Introducing the meaning (or otherwise) of the term picking winners

I have always struggled with the use and abuse of the term "picking winners" in economic and industry policy. It is one of a suite of terms used in policy discussion that carry connotations. They are in fact shorthand, code if you like, for a set of linked arguments and opinions.

To illustrate this, consider the most common us of the term, "Government's mustn't pick winners". Or, alternatively, "Governments should pick winners".

Now at the most general level, the use of the term in either way is pretty meaningless. All Government activities create a pattern of winners and losers. If we drill down further, we find that the term is generally used for the provision of direct support by Government for certain firms, sectors or activities expected to yield longer term economic gains. Again, the term is too broad. When Governments invest in infrastructure they obviously do so in the expectation of  longer term gains. Further, in choosing how much to spend, where to spend and how to finance that spend, they advantage some and disadvantage others. I don't think that most would deny that Governments should invest in infrastructure, so we have another definitional problem.

If we drill down further still, we find that the term is most commonly used in Australia to describe Government support for activities where the combination of the private sector with market forces might otherwise be expected to yield the best results. Those who use the term pejoratively argue  that Governments are bad at second guessing markets. Those who use the term in a positive way argue that market failure or market short termism leads to bad results so far as the country is concerned. In both cases, you can be reasonably certain of what those arguing are likely to argue in other economic or policy contexts.

Now before going on, to further illustrate the confusion the term creates, have a look at this short US example.

But why am I rattling on in this way? Well, it's partly because of my experience in trying to get new Government initiatives through that became partly mired in a pick winners debate. It also reflects my own review of my past thinking in the context of Australia's economic future, including assumptions about the role of services built into current discussions on Australia in the Asian Century. Finally Evan, one of my regular commenters, specifically asked my views about picking winners in the context  of my discussion on the international future of the Australian services sector. 

In my next post, I will try to explain my cynicism about the language and concepts surround the picking winners discussion and also outline the conceptual basis I use myself in discussion. 

Note to readers:

This post is part of an irregular series that began with Economic threads & the need for a new view. I am listing all the posts there.


Winton Bates said...

Jim, it seems to me that there is no problem in anyone trying to pick a winner, as long as they use their own money.
Good luck next Tuesday!

Jim Belshaw said...

Winton, I thought this post might draw you in! Will be interested to see your later reactions.

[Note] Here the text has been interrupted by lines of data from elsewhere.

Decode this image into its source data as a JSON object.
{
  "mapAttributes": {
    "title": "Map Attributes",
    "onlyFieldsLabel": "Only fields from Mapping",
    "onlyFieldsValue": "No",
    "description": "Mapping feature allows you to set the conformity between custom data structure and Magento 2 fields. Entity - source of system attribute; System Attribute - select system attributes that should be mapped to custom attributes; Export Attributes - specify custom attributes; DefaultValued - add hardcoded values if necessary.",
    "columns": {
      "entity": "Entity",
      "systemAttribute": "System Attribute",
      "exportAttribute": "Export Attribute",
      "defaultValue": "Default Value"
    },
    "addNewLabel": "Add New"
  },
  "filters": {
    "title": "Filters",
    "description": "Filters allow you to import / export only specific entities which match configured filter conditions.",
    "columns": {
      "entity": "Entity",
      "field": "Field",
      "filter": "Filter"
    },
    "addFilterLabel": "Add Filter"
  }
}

Thank you for wishing me luck!

Evan said...

Thanks Jim, looking forward to the next post.

Rod said...

You never know if you've picked a winner until they win (or lose)... we'll that is my simplistic bit of wisdom!

PS. I've got a blog post up that you may be interested in